WORK INSTRUCTIONS:
Copy out, from the data, each line containing the string "What".

Stored records:
=== Begin Enclosure ===

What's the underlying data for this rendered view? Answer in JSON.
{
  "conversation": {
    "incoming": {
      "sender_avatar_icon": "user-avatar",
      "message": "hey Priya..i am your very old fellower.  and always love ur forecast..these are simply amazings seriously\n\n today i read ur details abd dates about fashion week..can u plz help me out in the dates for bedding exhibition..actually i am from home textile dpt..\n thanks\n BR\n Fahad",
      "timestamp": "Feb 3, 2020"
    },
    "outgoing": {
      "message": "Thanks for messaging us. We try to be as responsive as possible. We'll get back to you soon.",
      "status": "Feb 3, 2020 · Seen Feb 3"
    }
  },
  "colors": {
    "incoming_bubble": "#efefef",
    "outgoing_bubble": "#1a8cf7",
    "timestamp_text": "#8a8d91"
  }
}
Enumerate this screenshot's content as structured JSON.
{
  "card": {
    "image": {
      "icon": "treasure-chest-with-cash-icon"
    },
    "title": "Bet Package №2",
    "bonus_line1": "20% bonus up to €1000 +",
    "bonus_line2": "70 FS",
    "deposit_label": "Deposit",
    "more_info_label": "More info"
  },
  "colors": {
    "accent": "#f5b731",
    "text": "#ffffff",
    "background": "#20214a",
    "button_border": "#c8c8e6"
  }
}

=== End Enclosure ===
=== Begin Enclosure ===

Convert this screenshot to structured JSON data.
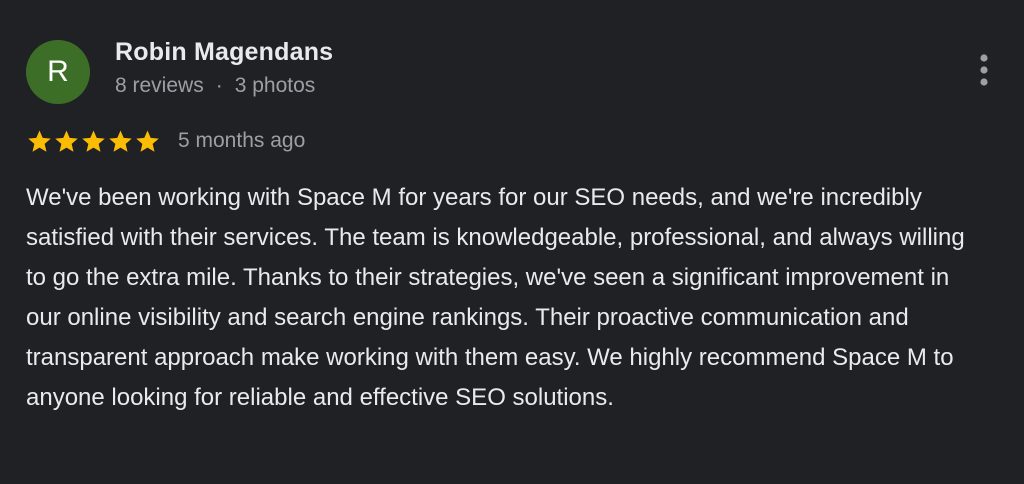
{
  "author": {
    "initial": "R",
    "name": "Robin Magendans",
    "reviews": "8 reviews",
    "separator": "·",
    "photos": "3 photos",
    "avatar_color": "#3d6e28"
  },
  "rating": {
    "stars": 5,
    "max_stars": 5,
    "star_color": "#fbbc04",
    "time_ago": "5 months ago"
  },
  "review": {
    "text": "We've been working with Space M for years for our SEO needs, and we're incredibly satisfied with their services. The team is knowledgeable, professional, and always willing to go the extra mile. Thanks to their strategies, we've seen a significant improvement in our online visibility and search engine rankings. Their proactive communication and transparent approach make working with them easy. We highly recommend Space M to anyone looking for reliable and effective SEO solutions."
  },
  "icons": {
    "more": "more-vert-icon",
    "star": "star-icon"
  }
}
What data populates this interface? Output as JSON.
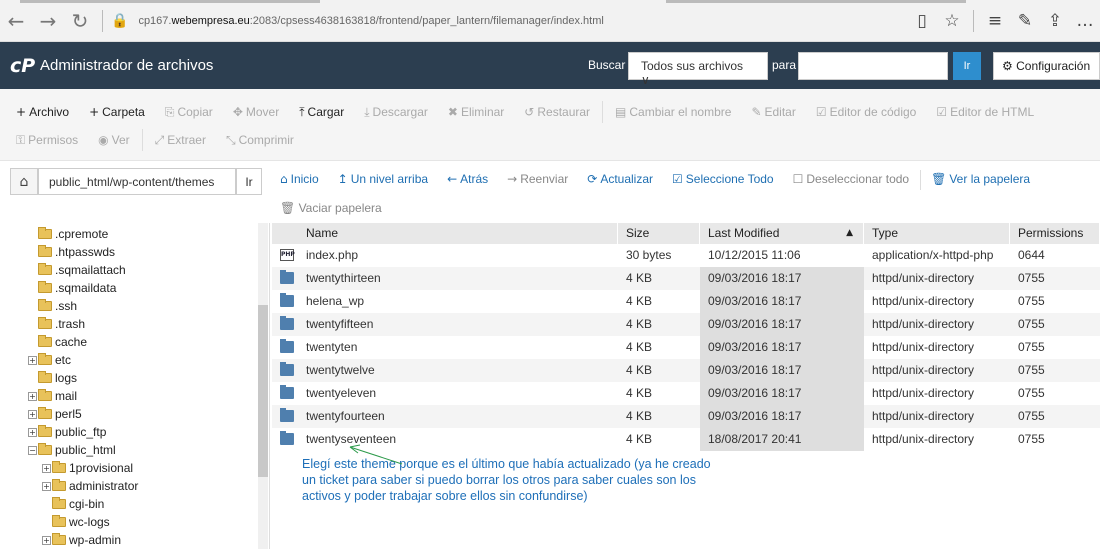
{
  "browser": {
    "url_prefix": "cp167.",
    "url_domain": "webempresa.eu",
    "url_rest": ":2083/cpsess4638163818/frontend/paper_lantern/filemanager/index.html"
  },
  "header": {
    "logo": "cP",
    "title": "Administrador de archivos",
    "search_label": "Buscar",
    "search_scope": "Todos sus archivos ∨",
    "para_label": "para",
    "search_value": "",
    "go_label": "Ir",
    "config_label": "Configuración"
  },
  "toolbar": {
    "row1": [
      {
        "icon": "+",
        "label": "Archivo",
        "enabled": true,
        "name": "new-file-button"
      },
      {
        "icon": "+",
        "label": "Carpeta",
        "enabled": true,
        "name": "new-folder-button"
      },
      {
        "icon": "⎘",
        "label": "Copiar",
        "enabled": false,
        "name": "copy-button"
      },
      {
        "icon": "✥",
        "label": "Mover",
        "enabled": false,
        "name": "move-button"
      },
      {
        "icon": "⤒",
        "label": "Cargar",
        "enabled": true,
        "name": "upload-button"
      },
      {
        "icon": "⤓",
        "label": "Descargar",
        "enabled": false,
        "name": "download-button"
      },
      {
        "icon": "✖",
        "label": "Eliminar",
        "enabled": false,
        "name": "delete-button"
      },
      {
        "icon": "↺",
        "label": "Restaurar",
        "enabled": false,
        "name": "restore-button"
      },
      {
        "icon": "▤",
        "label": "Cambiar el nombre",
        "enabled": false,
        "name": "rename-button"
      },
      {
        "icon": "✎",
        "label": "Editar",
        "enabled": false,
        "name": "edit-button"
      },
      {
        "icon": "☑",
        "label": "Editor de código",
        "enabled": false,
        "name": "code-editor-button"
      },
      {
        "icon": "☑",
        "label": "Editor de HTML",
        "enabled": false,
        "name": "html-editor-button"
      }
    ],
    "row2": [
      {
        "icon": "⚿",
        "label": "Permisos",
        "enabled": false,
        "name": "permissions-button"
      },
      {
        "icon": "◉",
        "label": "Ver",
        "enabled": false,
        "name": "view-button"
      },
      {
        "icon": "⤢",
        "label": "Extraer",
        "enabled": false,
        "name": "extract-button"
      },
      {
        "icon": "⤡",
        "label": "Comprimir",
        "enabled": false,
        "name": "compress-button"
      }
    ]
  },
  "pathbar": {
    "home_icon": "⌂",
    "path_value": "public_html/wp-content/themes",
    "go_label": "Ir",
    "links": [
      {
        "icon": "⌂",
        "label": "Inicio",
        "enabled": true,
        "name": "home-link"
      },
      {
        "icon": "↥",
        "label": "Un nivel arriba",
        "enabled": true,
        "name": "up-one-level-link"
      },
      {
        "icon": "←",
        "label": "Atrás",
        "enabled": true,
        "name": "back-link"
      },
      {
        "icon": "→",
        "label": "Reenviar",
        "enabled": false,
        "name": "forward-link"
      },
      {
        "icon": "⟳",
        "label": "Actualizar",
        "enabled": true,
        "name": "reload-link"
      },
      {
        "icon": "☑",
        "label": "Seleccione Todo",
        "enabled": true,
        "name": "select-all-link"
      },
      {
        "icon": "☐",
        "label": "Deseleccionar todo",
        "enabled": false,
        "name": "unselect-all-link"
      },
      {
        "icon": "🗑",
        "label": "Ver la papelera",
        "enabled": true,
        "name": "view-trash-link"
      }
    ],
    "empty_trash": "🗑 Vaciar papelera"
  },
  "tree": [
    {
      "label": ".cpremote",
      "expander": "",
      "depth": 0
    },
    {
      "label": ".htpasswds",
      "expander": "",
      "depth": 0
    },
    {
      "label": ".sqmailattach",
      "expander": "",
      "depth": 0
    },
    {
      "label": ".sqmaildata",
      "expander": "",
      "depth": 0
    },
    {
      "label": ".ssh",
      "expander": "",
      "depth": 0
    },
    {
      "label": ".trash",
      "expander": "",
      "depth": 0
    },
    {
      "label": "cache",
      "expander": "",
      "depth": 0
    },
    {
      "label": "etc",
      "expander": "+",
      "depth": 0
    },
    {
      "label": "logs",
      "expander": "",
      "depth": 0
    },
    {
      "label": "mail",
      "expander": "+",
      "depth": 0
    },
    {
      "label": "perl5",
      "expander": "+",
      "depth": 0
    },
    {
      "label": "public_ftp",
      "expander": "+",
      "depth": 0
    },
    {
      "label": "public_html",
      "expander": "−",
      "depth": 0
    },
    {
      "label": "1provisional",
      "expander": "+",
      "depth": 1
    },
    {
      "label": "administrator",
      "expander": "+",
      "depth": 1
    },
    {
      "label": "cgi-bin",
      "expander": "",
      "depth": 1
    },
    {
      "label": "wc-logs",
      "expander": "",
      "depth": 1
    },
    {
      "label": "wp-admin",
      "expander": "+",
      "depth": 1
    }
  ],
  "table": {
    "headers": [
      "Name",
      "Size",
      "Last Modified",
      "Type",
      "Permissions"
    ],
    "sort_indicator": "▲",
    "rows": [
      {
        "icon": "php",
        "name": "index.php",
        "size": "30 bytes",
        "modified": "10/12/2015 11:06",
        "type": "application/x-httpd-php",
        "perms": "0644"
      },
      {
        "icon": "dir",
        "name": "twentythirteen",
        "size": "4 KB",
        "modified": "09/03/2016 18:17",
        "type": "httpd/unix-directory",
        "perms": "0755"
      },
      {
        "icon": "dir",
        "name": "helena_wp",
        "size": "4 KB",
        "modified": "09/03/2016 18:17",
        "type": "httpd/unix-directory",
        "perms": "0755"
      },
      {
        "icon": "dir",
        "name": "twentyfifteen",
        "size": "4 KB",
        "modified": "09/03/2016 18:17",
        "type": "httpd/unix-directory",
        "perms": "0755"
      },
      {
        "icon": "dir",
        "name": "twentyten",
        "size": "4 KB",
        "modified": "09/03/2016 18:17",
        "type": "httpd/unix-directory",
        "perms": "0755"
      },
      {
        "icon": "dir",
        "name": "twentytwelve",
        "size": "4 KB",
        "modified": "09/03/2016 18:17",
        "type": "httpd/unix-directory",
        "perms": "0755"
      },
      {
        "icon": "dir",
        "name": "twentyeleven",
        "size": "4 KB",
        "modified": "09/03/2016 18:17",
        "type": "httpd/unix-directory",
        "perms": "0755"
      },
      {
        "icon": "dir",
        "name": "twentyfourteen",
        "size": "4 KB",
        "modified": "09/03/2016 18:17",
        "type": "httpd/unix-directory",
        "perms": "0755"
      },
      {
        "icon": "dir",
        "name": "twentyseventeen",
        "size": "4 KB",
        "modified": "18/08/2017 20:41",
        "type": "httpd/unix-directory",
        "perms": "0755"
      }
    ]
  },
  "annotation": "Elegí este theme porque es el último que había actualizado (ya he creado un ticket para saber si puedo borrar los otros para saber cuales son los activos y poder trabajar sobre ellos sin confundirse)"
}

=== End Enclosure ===

OUTPUT FOR THIS EXERCISE:
What's the underlying data for this rendered view? Answer in JSON.
What data populates this interface? Output as JSON.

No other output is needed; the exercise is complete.